→ **Instructions for the task**
What you return must match the entries exactly, except that the pictures are gone.

Content starts

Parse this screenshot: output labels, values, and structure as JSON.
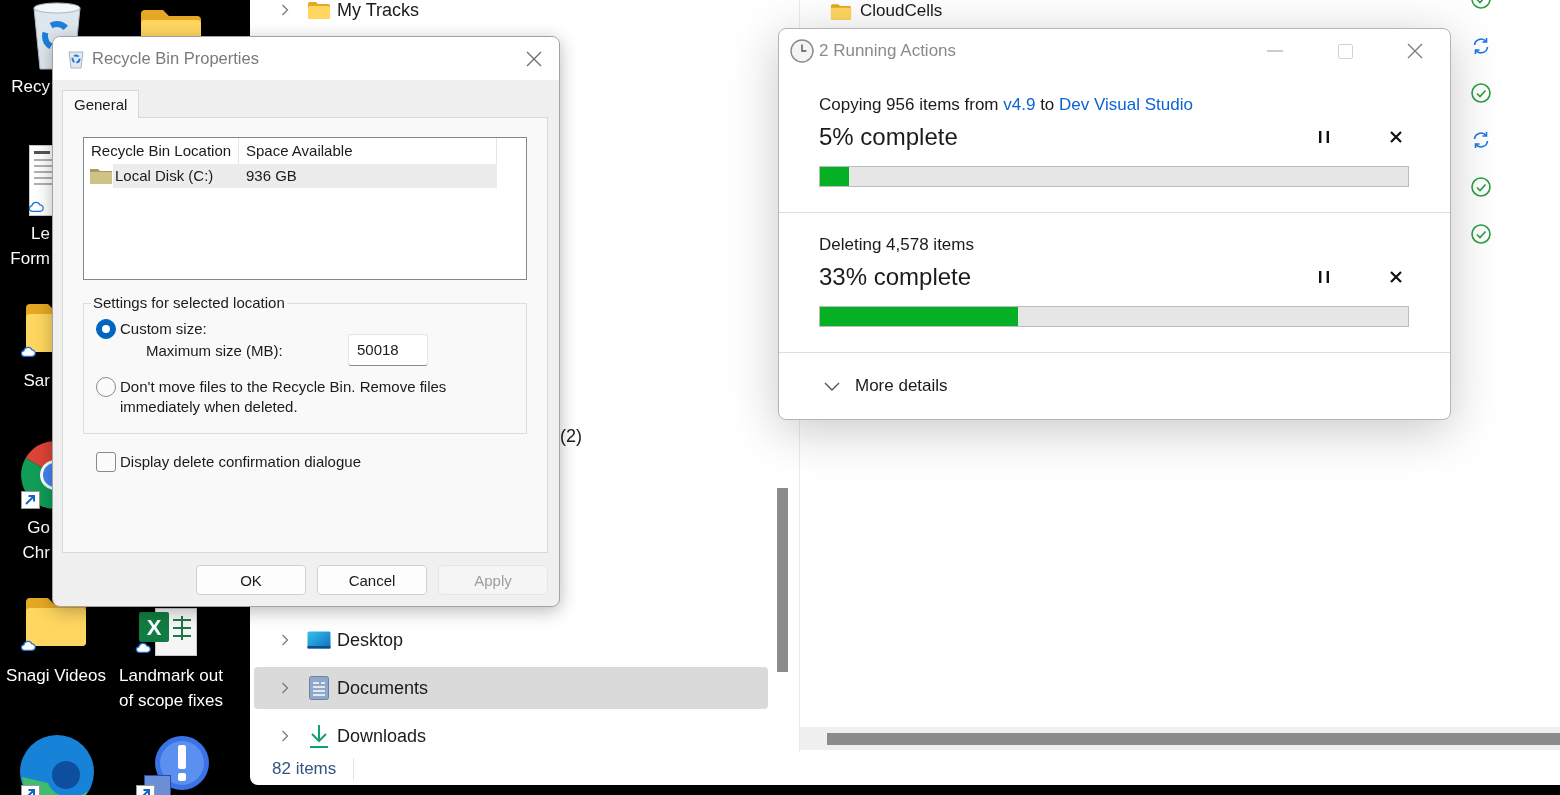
{
  "desktop": {
    "icons": [
      {
        "kind": "recycle-bin",
        "label": "Recy",
        "cloud": false,
        "shortcut": false
      },
      {
        "kind": "folder",
        "cloud": false,
        "shortcut": false
      },
      {
        "kind": "document",
        "label": "Le Form",
        "cloud": true,
        "shortcut": false
      },
      {
        "kind": "folder",
        "label": "Sar",
        "cloud": true,
        "shortcut": false
      },
      {
        "kind": "browser",
        "label": "Go Chr",
        "cloud": false,
        "shortcut": true
      },
      {
        "kind": "folder",
        "label": "Snagi Videos",
        "cloud": true,
        "shortcut": false
      },
      {
        "kind": "spreadsheet",
        "logo_text": "X",
        "label": "Landmark out of scope fixes",
        "cloud": true,
        "shortcut": false
      },
      {
        "kind": "edge",
        "cloud": false,
        "shortcut": true
      },
      {
        "kind": "alert",
        "cloud": false,
        "shortcut": true
      }
    ]
  },
  "explorer": {
    "nav_items": [
      {
        "kind": "folder",
        "label": "My Tracks",
        "selected": false
      },
      {
        "kind": "partial",
        "label": "(2)",
        "selected": false
      },
      {
        "kind": "desktop",
        "label": "Desktop",
        "selected": false
      },
      {
        "kind": "documents",
        "label": "Documents",
        "selected": true
      },
      {
        "kind": "downloads",
        "label": "Downloads",
        "selected": false
      }
    ],
    "files": [
      {
        "name": "CloudCells",
        "syncing": false
      },
      {
        "syncing": true
      },
      {
        "syncing": false
      },
      {
        "syncing": true
      },
      {
        "syncing": false
      },
      {
        "syncing": false
      }
    ],
    "status_bar": {
      "item_count": "82 items"
    }
  },
  "recycle_bin_properties": {
    "title": "Recycle Bin Properties",
    "tabs": [
      {
        "label": "General",
        "selected": true
      }
    ],
    "locations": {
      "columns": [
        "Recycle Bin Location",
        "Space Available"
      ],
      "rows": [
        {
          "cells": [
            "Local Disk (C:)",
            "936 GB"
          ],
          "selected": true
        }
      ]
    },
    "settings": {
      "legend": "Settings for selected location",
      "options": [
        {
          "label": "Custom size:",
          "selected": true
        },
        {
          "label": "Don't move files to the Recycle Bin. Remove files immediately when deleted.",
          "selected": false
        }
      ],
      "max_size": {
        "label": "Maximum size (MB):",
        "value": "50018"
      }
    },
    "confirm_checkbox": {
      "label": "Display delete confirmation dialogue",
      "checked": false
    },
    "buttons": [
      {
        "label": "OK",
        "disabled": false
      },
      {
        "label": "Cancel",
        "disabled": false
      },
      {
        "label": "Apply",
        "disabled": true
      }
    ]
  },
  "running_actions": {
    "title": "2 Running Actions",
    "actions": [
      {
        "description": [
          {
            "kind": "text",
            "text": "Copying 956 items from"
          },
          {
            "kind": "link",
            "text": "v4.9"
          },
          {
            "kind": "text",
            "text": "to"
          },
          {
            "kind": "link",
            "text": "Dev Visual Studio"
          }
        ],
        "progress_text": "5% complete",
        "level": 0.05
      },
      {
        "description": [
          {
            "kind": "text",
            "text": "Deleting 4,578 items"
          }
        ],
        "progress_text": "33% complete",
        "level": 0.336
      }
    ],
    "more_details": "More details"
  }
}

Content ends

→ **Written reply**
Parse this screenshot: output labels, values, and structure as JSON.
{
  "desktop": {
    "icons": [
      {
        "kind": "recycle-bin",
        "label": "Recy",
        "cloud": false,
        "shortcut": false
      },
      {
        "kind": "folder",
        "cloud": false,
        "shortcut": false
      },
      {
        "kind": "document",
        "label": "Le Form",
        "cloud": true,
        "shortcut": false
      },
      {
        "kind": "folder",
        "label": "Sar",
        "cloud": true,
        "shortcut": false
      },
      {
        "kind": "browser",
        "label": "Go Chr",
        "cloud": false,
        "shortcut": true
      },
      {
        "kind": "folder",
        "label": "Snagi Videos",
        "cloud": true,
        "shortcut": false
      },
      {
        "kind": "spreadsheet",
        "logo_text": "X",
        "label": "Landmark out of scope fixes",
        "cloud": true,
        "shortcut": false
      },
      {
        "kind": "edge",
        "cloud": false,
        "shortcut": true
      },
      {
        "kind": "alert",
        "cloud": false,
        "shortcut": true
      }
    ]
  },
  "explorer": {
    "nav_items": [
      {
        "kind": "folder",
        "label": "My Tracks",
        "selected": false
      },
      {
        "kind": "partial",
        "label": "(2)",
        "selected": false
      },
      {
        "kind": "desktop",
        "label": "Desktop",
        "selected": false
      },
      {
        "kind": "documents",
        "label": "Documents",
        "selected": true
      },
      {
        "kind": "downloads",
        "label": "Downloads",
        "selected": false
      }
    ],
    "files": [
      {
        "name": "CloudCells",
        "syncing": false
      },
      {
        "syncing": true
      },
      {
        "syncing": false
      },
      {
        "syncing": true
      },
      {
        "syncing": false
      },
      {
        "syncing": false
      }
    ],
    "status_bar": {
      "item_count": "82 items"
    }
  },
  "recycle_bin_properties": {
    "title": "Recycle Bin Properties",
    "tabs": [
      {
        "label": "General",
        "selected": true
      }
    ],
    "locations": {
      "columns": [
        "Recycle Bin Location",
        "Space Available"
      ],
      "rows": [
        {
          "cells": [
            "Local Disk (C:)",
            "936 GB"
          ],
          "selected": true
        }
      ]
    },
    "settings": {
      "legend": "Settings for selected location",
      "options": [
        {
          "label": "Custom size:",
          "selected": true
        },
        {
          "label": "Don't move files to the Recycle Bin. Remove files immediately when deleted.",
          "selected": false
        }
      ],
      "max_size": {
        "label": "Maximum size (MB):",
        "value": "50018"
      }
    },
    "confirm_checkbox": {
      "label": "Display delete confirmation dialogue",
      "checked": false
    },
    "buttons": [
      {
        "label": "OK",
        "disabled": false
      },
      {
        "label": "Cancel",
        "disabled": false
      },
      {
        "label": "Apply",
        "disabled": true
      }
    ]
  },
  "running_actions": {
    "title": "2 Running Actions",
    "actions": [
      {
        "description": [
          {
            "kind": "text",
            "text": "Copying 956 items from"
          },
          {
            "kind": "link",
            "text": "v4.9"
          },
          {
            "kind": "text",
            "text": "to"
          },
          {
            "kind": "link",
            "text": "Dev Visual Studio"
          }
        ],
        "progress_text": "5% complete",
        "level": 0.05
      },
      {
        "description": [
          {
            "kind": "text",
            "text": "Deleting 4,578 items"
          }
        ],
        "progress_text": "33% complete",
        "level": 0.336
      }
    ],
    "more_details": "More details"
  }
}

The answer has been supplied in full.